Grillo’s announcement opened another battle front, this time with party regent Vito Crimi – guilty of having called the vote on the Sky Vote platform, set up in recent weeks with the advice of two different companies which have no ties with the Movement. Problem is that the M5S Statute establishes that Rousseau must be used both for voting and for the verification of voters: for this reason Crimi’s move risks opening a new legal dispute with an unpredictable outcome.

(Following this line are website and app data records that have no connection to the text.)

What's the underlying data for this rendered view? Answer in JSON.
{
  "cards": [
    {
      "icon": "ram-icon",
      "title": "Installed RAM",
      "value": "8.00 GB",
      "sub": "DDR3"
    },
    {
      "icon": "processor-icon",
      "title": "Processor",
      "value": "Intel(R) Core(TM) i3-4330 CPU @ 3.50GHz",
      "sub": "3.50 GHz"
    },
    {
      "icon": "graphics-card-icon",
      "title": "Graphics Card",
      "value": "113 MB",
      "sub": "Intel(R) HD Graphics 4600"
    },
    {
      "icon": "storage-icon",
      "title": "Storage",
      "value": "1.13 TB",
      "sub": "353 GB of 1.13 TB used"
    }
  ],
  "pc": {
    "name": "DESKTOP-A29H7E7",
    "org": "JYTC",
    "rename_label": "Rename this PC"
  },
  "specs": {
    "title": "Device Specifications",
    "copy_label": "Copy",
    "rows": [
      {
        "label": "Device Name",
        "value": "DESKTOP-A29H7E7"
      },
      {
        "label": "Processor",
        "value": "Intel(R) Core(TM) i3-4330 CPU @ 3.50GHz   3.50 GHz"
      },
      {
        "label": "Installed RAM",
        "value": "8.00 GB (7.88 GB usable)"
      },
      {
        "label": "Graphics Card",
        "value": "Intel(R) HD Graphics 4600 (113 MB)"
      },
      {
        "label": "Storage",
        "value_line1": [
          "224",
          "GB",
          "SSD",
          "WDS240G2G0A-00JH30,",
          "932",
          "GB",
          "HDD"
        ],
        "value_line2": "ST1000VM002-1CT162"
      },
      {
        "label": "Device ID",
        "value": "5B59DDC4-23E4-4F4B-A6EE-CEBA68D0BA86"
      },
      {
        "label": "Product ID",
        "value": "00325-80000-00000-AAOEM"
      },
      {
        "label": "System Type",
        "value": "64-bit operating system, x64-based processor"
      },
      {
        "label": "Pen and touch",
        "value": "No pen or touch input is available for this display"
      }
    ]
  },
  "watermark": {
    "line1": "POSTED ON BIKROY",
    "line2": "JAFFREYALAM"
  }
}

Thus, after acknowledging that among other things, expelling Grillo is substantially impracticable (indeed: a truly mission impossible under the current Statute), for Conte and his supporters the simplest option to get out of the impasse could only be a party break-up. After all, since the clash over the leadership of the Movement exploded, the fragmentation of the first group of Parliament into many sub-groups and internal factions went through a dramatic simplification: who is with the Genoese comedian and who is with the former premier.

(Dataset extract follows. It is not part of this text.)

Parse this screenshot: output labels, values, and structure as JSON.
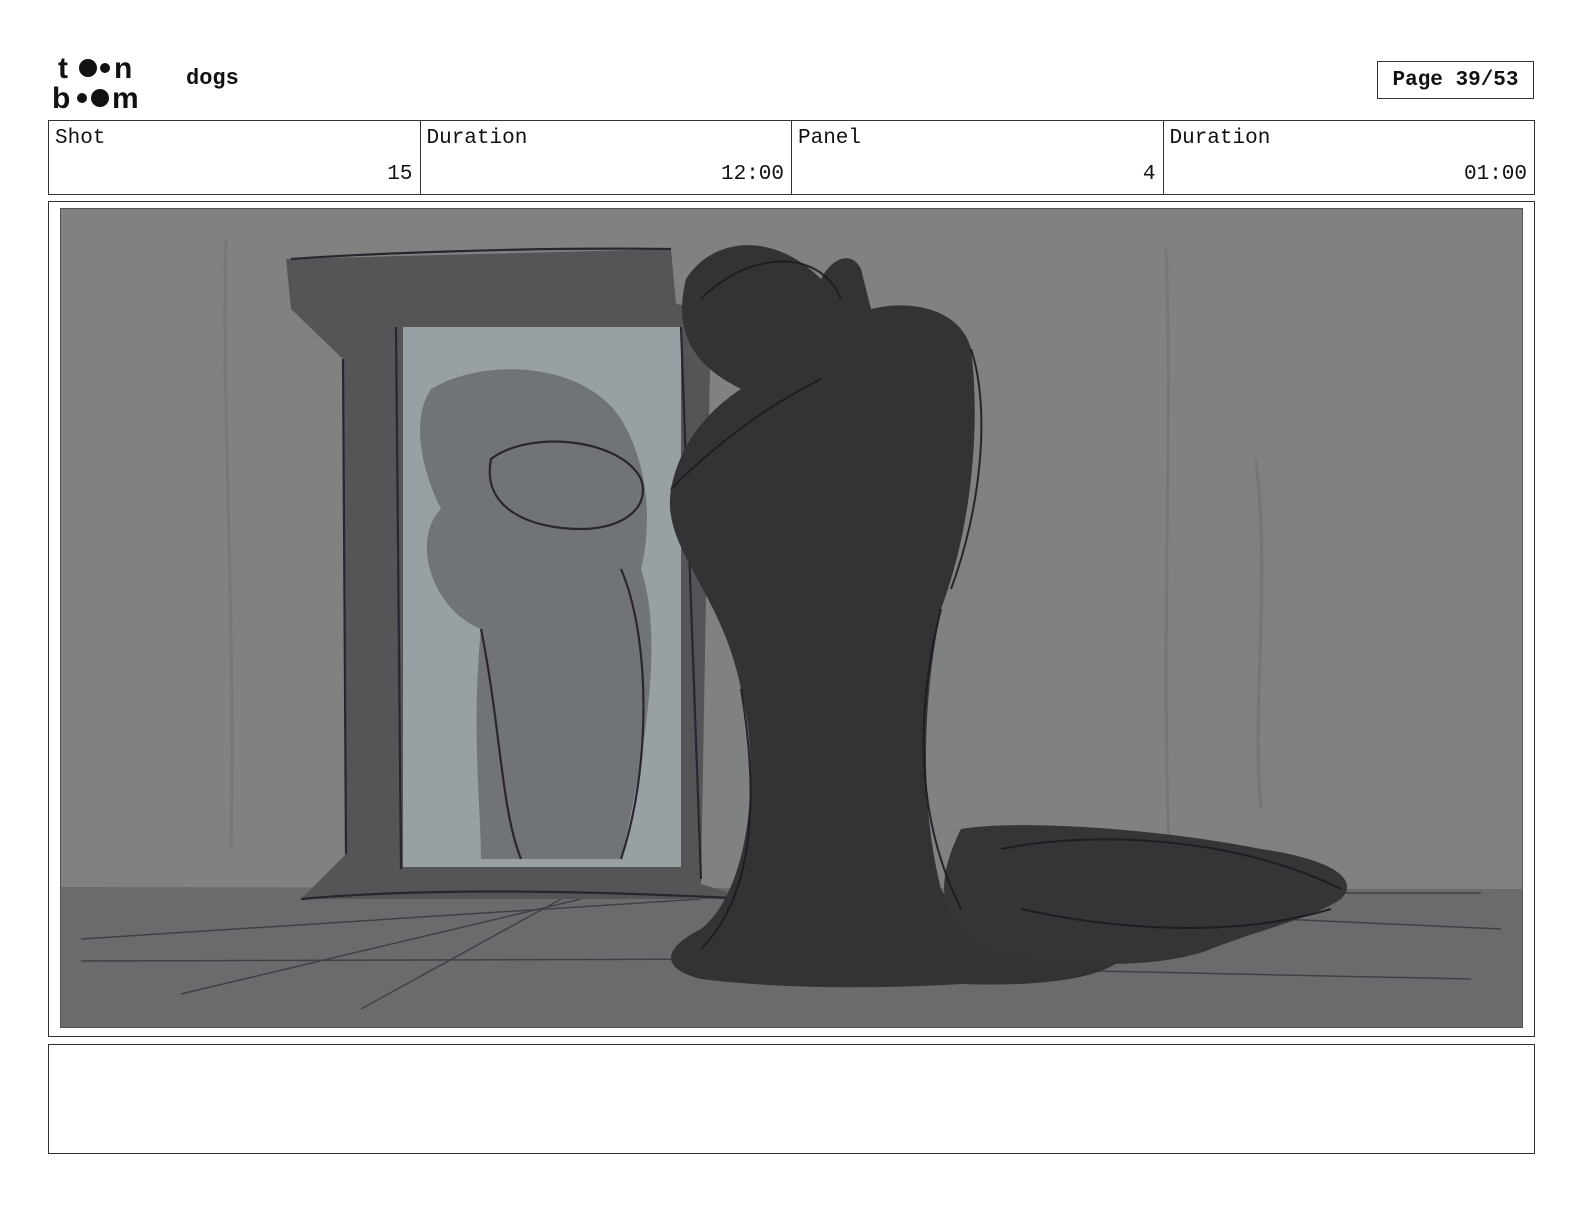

The count has already started and the numbers are constantly being updated. The founder could count on about ninety few MPs, mainly concentrated in the lower house, like the former prime minister, who, however, would have his strong point in the greater following in the upper house. At Palazzo Madama the bulk of M5S senators are in fact in their second term and with Grillo at the head of the Movement they would have no chance of being re-elected, given that the two terms legislature limit would remain standing.

Opinion polls assign Conte’s party up to 15% of ratings, a significant and very attractive percentage that would be achieved by subtracting consensus from the M5sS (which risks falling below 10%) and the Democratic Party (which would fall at 14%). In fact, the Italian head of government during the first phase of the pandemic still boasts a very high confidence rate (44%), lower only than the two pillars of the current institutional architecture: presidents Sergio Mattarella and Mario Draghi.

Setting aside for a moment another potentially hot battle front (that of €12.6 million in reimbursements to parliamentary groups that fund the M5S political activity and which should be divided between Conte and Grillo), the birth of a possible Conte party would have a consequence on the balance of power in the ruling coalition. The weakening of 5-Star groups – to date the strongest in the Chamber and the Senate – would increase the importance of the center-right forces in the composite coalition that supports the Draghi government.

But it is above all on the race for the next Quirinale tenant that the shock wave of the M5S explosion would be felt with greater force. The great unknown is in fact who will be the “kingmaker” capable of managing the joint session of the House and Senate, directing lawmakers’ consent towards the election of the next President of the Republic. A clue in this sense is in the regret expressed by PD secretary Enrico Letta for the agreements with Conte thrown down the drain by the 5-Star crisis.